Hurricane Katrina (12L) in the Gulf of Mexico

Hurricane Katrina (12L) in the Gulf of Mexico
  • Credit:

    Jeff Schmaltz, MODIS Rapid Response Team, NASA/GSFC

August 27, 2005, marked the first day that an eye became apparent in satellite imagery of Hurricane Katrina. In the morning of August 27, Katrina’s winds reached 185 kilometers per hour (115 miles per hour), making the storm a Category 3 hurricane. When the Moderate Resolution Imaging Spectroradiometer (MODIS) on NASA’s Terra satellite captured this image at 11:20 a.m. U.S. Central time, the inner eyewall had begun to deteriorate and an outer eyewall was forming. The two eyewalls are clearly visible as two concentric circles at the center of the storm. Katrina was also expanding, and by the end of the day, had doubled in size.
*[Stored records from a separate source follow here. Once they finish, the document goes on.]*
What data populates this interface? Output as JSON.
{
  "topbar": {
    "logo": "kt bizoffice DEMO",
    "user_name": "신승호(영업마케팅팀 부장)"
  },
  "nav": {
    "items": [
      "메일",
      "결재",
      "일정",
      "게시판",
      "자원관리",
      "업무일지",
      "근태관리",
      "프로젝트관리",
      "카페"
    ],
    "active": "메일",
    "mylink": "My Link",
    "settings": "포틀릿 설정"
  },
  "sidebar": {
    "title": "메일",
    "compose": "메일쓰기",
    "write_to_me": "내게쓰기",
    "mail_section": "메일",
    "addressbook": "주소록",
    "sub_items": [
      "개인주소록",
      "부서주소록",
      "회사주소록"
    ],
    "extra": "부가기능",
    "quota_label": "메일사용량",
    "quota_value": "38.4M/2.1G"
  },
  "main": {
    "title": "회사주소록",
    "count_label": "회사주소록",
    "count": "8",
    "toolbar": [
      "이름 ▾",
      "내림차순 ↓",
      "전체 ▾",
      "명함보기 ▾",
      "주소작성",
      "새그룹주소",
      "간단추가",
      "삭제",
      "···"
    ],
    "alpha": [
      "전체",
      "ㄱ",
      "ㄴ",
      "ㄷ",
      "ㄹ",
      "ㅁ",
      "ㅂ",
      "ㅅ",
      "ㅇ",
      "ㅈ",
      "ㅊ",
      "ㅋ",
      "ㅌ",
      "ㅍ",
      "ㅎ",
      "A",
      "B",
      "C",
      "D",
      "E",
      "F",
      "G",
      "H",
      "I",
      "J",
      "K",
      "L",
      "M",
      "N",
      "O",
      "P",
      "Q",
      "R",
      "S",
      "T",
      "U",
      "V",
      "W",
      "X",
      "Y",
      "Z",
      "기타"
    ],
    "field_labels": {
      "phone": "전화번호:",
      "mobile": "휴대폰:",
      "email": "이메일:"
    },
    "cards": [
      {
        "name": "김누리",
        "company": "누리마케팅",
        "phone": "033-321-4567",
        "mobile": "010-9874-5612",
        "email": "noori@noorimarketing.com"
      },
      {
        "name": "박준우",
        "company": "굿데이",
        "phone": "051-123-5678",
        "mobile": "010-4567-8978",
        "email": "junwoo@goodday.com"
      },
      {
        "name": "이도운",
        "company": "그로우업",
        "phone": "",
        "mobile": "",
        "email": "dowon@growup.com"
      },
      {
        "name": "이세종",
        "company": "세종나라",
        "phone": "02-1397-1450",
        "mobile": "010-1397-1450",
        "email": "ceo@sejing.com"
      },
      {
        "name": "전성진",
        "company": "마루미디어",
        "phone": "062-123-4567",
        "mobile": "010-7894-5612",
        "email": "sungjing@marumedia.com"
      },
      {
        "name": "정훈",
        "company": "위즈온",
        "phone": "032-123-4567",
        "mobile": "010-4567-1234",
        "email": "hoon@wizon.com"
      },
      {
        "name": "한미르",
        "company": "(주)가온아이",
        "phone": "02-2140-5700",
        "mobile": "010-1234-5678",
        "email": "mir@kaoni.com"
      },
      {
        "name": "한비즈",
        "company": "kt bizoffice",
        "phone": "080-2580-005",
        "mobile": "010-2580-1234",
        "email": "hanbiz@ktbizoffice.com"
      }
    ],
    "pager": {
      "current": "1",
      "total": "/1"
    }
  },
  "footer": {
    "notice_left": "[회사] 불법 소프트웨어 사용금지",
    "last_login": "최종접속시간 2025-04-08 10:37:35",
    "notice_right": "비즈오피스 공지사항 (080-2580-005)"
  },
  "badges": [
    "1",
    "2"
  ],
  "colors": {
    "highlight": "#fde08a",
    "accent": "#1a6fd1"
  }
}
The next day, Katrina exploded into a Category 5 hurricane with winds of 257 kilometers per hour (160 miles per hour). When Katrina came ashore on August 29, it was one of the deadliest and costliest storms to hit the United States.
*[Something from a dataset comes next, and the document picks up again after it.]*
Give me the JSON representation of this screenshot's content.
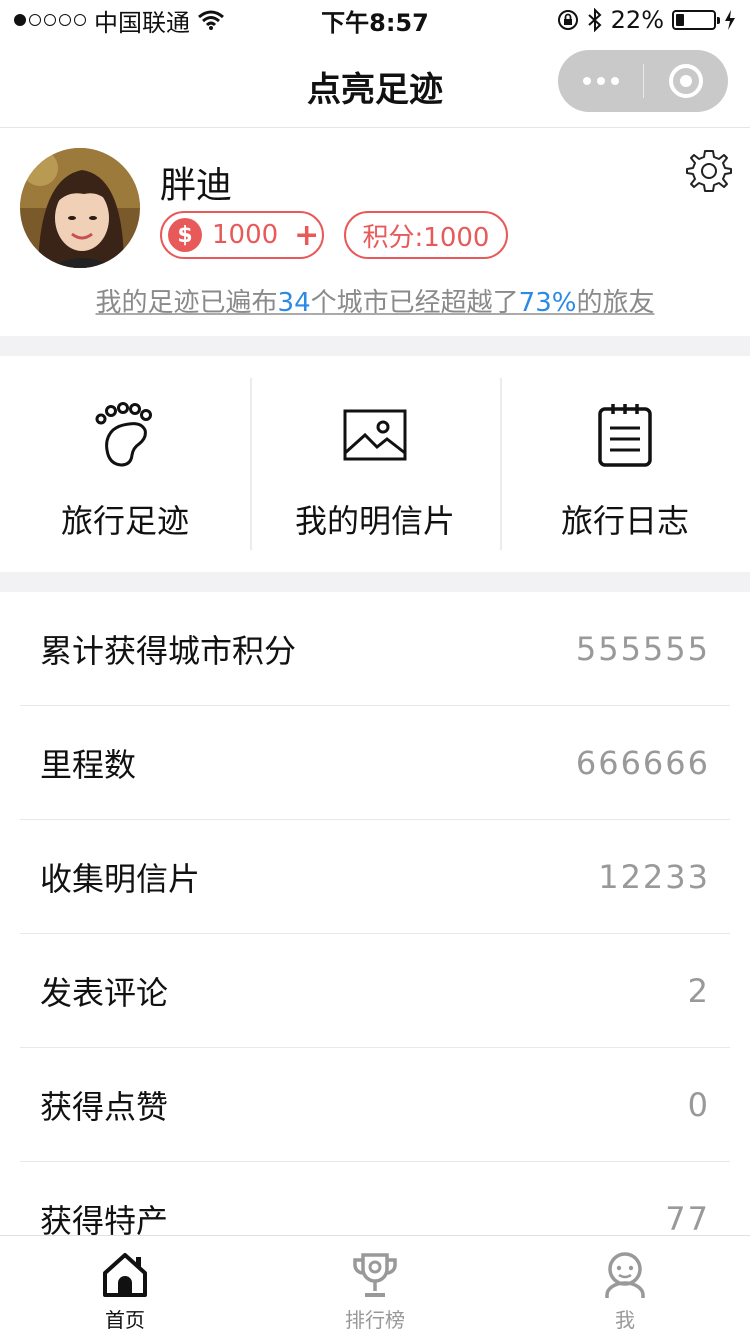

Images & Animations


File Dimensions

  • 700x900
  • JPEG 224 KB
  • 1400x1800
  • JPEG 811 KB
  • 2800x3600
  • JPEG 3 MB
  • 5600x7200
  • JPEG 7 MB

Note: Often times, due to the size, browsers have a difficult time opening and displaying images. If you experiece an error when clicking on an image link, please try directly downloading the image (using a right click, save as method) to view it locally.


  • Data Date:

    August 27, 2005
  • Visualization Date:

    August 27, 2005
  • Sensor(s):

    Terra - MODIS
NASA - National Aeronautics and Space Administration